* Exercise requirements
Could the records be returned exactly, with the pictures left out?

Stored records
== Segment start ==
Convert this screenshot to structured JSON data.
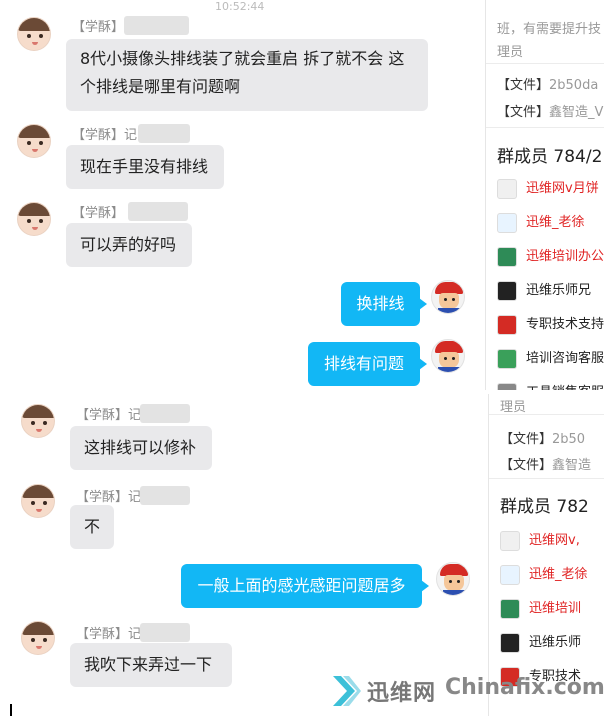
{
  "top_panel": {
    "status_time": "10:52:44",
    "messages": [
      {
        "sender": "【学酥】",
        "text_line1": "8代小摄像头排线装了就会重启  拆了就不会 这",
        "text_line2": "个排线是哪里有问题啊"
      },
      {
        "sender": "【学酥】记",
        "text": "现在手里没有排线"
      },
      {
        "sender": "【学酥】",
        "text": "可以弄的好吗"
      },
      {
        "text": "换排线"
      },
      {
        "text": "排线有问题"
      }
    ],
    "side": {
      "notice_line1": "班，有需要提升技",
      "notice_line2": "理员",
      "files": [
        {
          "label": "【文件】",
          "name": "2b50da"
        },
        {
          "label": "【文件】",
          "name": "鑫智造_V"
        }
      ],
      "members_title": "群成员 784/2",
      "members": [
        {
          "name": "迅维网v月饼",
          "color": "#e02424",
          "icon_color": "#f0f0f0"
        },
        {
          "name": "迅维_老徐",
          "color": "#e02424",
          "icon_color": "#e8f4ff"
        },
        {
          "name": "迅维培训办公",
          "color": "#e02424",
          "icon_color": "#2e8b57"
        },
        {
          "name": "迅维乐师兄",
          "color": "#222222",
          "icon_color": "#222222"
        },
        {
          "name": "专职技术支持",
          "color": "#222222",
          "icon_color": "#d42b24"
        },
        {
          "name": "培训咨询客服",
          "color": "#222222",
          "icon_color": "#3aa05a"
        },
        {
          "name": "工具销售客服",
          "color": "#222222",
          "icon_color": "#888888"
        }
      ]
    }
  },
  "bottom_panel": {
    "messages": [
      {
        "sender": "【学酥】记",
        "text": "这排线可以修补"
      },
      {
        "sender": "【学酥】记",
        "text": "不"
      },
      {
        "text": "一般上面的感光感距问题居多"
      },
      {
        "sender": "【学酥】记",
        "text": "我吹下来弄过一下"
      }
    ],
    "side": {
      "notice_line": "理员",
      "files": [
        {
          "label": "【文件】",
          "name": "2b50"
        },
        {
          "label": "【文件】",
          "name": "鑫智造"
        }
      ],
      "members_title": "群成员 782",
      "members": [
        {
          "name": "迅维网v,",
          "color": "#e02424",
          "icon_color": "#f0f0f0"
        },
        {
          "name": "迅维_老徐",
          "color": "#e02424",
          "icon_color": "#e8f4ff"
        },
        {
          "name": "迅维培训",
          "color": "#e02424",
          "icon_color": "#2e8b57"
        },
        {
          "name": "迅维乐师",
          "color": "#222222",
          "icon_color": "#222222"
        },
        {
          "name": "专职技术",
          "color": "#222222",
          "icon_color": "#d42b24"
        }
      ]
    }
  },
  "watermark": {
    "brand_cn": "迅维网",
    "brand_en": "Chinafix.com"
  },
  "colors": {
    "outgoing_bubble": "#12b7f5",
    "incoming_bubble": "#e9e9eb",
    "admin_name": "#e02424"
  }
}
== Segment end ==
* The completed task
Convert this screenshot to structured JSON data.
{
  "top_panel": {
    "status_time": "10:52:44",
    "messages": [
      {
        "sender": "【学酥】",
        "text_line1": "8代小摄像头排线装了就会重启  拆了就不会 这",
        "text_line2": "个排线是哪里有问题啊"
      },
      {
        "sender": "【学酥】记",
        "text": "现在手里没有排线"
      },
      {
        "sender": "【学酥】",
        "text": "可以弄的好吗"
      },
      {
        "text": "换排线"
      },
      {
        "text": "排线有问题"
      }
    ],
    "side": {
      "notice_line1": "班，有需要提升技",
      "notice_line2": "理员",
      "files": [
        {
          "label": "【文件】",
          "name": "2b50da"
        },
        {
          "label": "【文件】",
          "name": "鑫智造_V"
        }
      ],
      "members_title": "群成员 784/2",
      "members": [
        {
          "name": "迅维网v月饼",
          "color": "#e02424",
          "icon_color": "#f0f0f0"
        },
        {
          "name": "迅维_老徐",
          "color": "#e02424",
          "icon_color": "#e8f4ff"
        },
        {
          "name": "迅维培训办公",
          "color": "#e02424",
          "icon_color": "#2e8b57"
        },
        {
          "name": "迅维乐师兄",
          "color": "#222222",
          "icon_color": "#222222"
        },
        {
          "name": "专职技术支持",
          "color": "#222222",
          "icon_color": "#d42b24"
        },
        {
          "name": "培训咨询客服",
          "color": "#222222",
          "icon_color": "#3aa05a"
        },
        {
          "name": "工具销售客服",
          "color": "#222222",
          "icon_color": "#888888"
        }
      ]
    }
  },
  "bottom_panel": {
    "messages": [
      {
        "sender": "【学酥】记",
        "text": "这排线可以修补"
      },
      {
        "sender": "【学酥】记",
        "text": "不"
      },
      {
        "text": "一般上面的感光感距问题居多"
      },
      {
        "sender": "【学酥】记",
        "text": "我吹下来弄过一下"
      }
    ],
    "side": {
      "notice_line": "理员",
      "files": [
        {
          "label": "【文件】",
          "name": "2b50"
        },
        {
          "label": "【文件】",
          "name": "鑫智造"
        }
      ],
      "members_title": "群成员 782",
      "members": [
        {
          "name": "迅维网v,",
          "color": "#e02424",
          "icon_color": "#f0f0f0"
        },
        {
          "name": "迅维_老徐",
          "color": "#e02424",
          "icon_color": "#e8f4ff"
        },
        {
          "name": "迅维培训",
          "color": "#e02424",
          "icon_color": "#2e8b57"
        },
        {
          "name": "迅维乐师",
          "color": "#222222",
          "icon_color": "#222222"
        },
        {
          "name": "专职技术",
          "color": "#222222",
          "icon_color": "#d42b24"
        }
      ]
    }
  },
  "watermark": {
    "brand_cn": "迅维网",
    "brand_en": "Chinafix.com"
  },
  "colors": {
    "outgoing_bubble": "#12b7f5",
    "incoming_bubble": "#e9e9eb",
    "admin_name": "#e02424"
  }
}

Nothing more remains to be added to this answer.